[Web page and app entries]
-- -- --

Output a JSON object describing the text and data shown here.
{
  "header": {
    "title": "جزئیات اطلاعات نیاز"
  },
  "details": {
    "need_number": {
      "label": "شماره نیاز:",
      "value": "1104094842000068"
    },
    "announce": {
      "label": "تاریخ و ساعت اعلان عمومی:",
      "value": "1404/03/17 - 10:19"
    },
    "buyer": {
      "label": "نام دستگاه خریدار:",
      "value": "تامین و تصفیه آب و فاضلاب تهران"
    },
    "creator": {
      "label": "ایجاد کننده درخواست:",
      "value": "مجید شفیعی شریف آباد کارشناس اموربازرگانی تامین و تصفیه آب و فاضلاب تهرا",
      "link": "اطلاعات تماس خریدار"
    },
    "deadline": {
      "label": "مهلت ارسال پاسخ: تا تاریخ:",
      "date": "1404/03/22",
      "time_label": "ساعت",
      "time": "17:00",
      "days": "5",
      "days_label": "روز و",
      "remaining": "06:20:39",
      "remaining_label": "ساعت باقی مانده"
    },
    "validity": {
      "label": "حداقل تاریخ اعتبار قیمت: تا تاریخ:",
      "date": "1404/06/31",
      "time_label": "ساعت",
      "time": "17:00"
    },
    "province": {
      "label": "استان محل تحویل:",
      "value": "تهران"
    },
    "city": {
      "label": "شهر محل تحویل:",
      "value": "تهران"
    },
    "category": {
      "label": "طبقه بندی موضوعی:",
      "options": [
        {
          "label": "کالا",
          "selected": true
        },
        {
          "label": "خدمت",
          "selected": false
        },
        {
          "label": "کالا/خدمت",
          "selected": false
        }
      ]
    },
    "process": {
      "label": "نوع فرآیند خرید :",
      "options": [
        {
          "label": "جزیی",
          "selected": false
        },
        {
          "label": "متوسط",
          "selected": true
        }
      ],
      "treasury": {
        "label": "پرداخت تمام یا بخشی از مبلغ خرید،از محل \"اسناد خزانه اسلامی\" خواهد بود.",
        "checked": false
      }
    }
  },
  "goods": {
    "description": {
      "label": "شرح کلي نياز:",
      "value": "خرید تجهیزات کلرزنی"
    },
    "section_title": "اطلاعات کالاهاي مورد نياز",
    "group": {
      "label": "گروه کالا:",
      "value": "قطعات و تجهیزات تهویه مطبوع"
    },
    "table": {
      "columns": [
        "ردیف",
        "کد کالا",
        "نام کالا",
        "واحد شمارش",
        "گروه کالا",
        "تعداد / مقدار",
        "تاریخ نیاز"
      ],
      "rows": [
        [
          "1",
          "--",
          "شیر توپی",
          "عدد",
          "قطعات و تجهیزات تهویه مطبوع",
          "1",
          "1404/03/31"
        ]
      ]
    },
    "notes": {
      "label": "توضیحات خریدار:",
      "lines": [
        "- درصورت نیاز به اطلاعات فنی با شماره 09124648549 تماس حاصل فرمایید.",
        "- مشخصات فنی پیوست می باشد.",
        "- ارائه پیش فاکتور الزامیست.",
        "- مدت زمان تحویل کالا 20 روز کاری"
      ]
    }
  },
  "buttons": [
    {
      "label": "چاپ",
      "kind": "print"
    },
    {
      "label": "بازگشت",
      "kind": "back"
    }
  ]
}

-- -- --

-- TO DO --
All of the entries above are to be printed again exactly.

-- THE COMPLETED TASK --
Output a JSON object describing the text and data shown here.
{
  "header": {
    "title": "جزئیات اطلاعات نیاز"
  },
  "details": {
    "need_number": {
      "label": "شماره نیاز:",
      "value": "1104094842000068"
    },
    "announce": {
      "label": "تاریخ و ساعت اعلان عمومی:",
      "value": "1404/03/17 - 10:19"
    },
    "buyer": {
      "label": "نام دستگاه خریدار:",
      "value": "تامین و تصفیه آب و فاضلاب تهران"
    },
    "creator": {
      "label": "ایجاد کننده درخواست:",
      "value": "مجید شفیعی شریف آباد کارشناس اموربازرگانی تامین و تصفیه آب و فاضلاب تهرا",
      "link": "اطلاعات تماس خریدار"
    },
    "deadline": {
      "label": "مهلت ارسال پاسخ: تا تاریخ:",
      "date": "1404/03/22",
      "time_label": "ساعت",
      "time": "17:00",
      "days": "5",
      "days_label": "روز و",
      "remaining": "06:20:39",
      "remaining_label": "ساعت باقی مانده"
    },
    "validity": {
      "label": "حداقل تاریخ اعتبار قیمت: تا تاریخ:",
      "date": "1404/06/31",
      "time_label": "ساعت",
      "time": "17:00"
    },
    "province": {
      "label": "استان محل تحویل:",
      "value": "تهران"
    },
    "city": {
      "label": "شهر محل تحویل:",
      "value": "تهران"
    },
    "category": {
      "label": "طبقه بندی موضوعی:",
      "options": [
        {
          "label": "کالا",
          "selected": true
        },
        {
          "label": "خدمت",
          "selected": false
        },
        {
          "label": "کالا/خدمت",
          "selected": false
        }
      ]
    },
    "process": {
      "label": "نوع فرآیند خرید :",
      "options": [
        {
          "label": "جزیی",
          "selected": false
        },
        {
          "label": "متوسط",
          "selected": true
        }
      ],
      "treasury": {
        "label": "پرداخت تمام یا بخشی از مبلغ خرید،از محل \"اسناد خزانه اسلامی\" خواهد بود.",
        "checked": false
      }
    }
  },
  "goods": {
    "description": {
      "label": "شرح کلي نياز:",
      "value": "خرید تجهیزات کلرزنی"
    },
    "section_title": "اطلاعات کالاهاي مورد نياز",
    "group": {
      "label": "گروه کالا:",
      "value": "قطعات و تجهیزات تهویه مطبوع"
    },
    "table": {
      "columns": [
        "ردیف",
        "کد کالا",
        "نام کالا",
        "واحد شمارش",
        "گروه کالا",
        "تعداد / مقدار",
        "تاریخ نیاز"
      ],
      "rows": [
        [
          "1",
          "--",
          "شیر توپی",
          "عدد",
          "قطعات و تجهیزات تهویه مطبوع",
          "1",
          "1404/03/31"
        ]
      ]
    },
    "notes": {
      "label": "توضیحات خریدار:",
      "lines": [
        "- درصورت نیاز به اطلاعات فنی با شماره 09124648549 تماس حاصل فرمایید.",
        "- مشخصات فنی پیوست می باشد.",
        "- ارائه پیش فاکتور الزامیست.",
        "- مدت زمان تحویل کالا 20 روز کاری"
      ]
    }
  },
  "buttons": [
    {
      "label": "چاپ",
      "kind": "print"
    },
    {
      "label": "بازگشت",
      "kind": "back"
    }
  ]
}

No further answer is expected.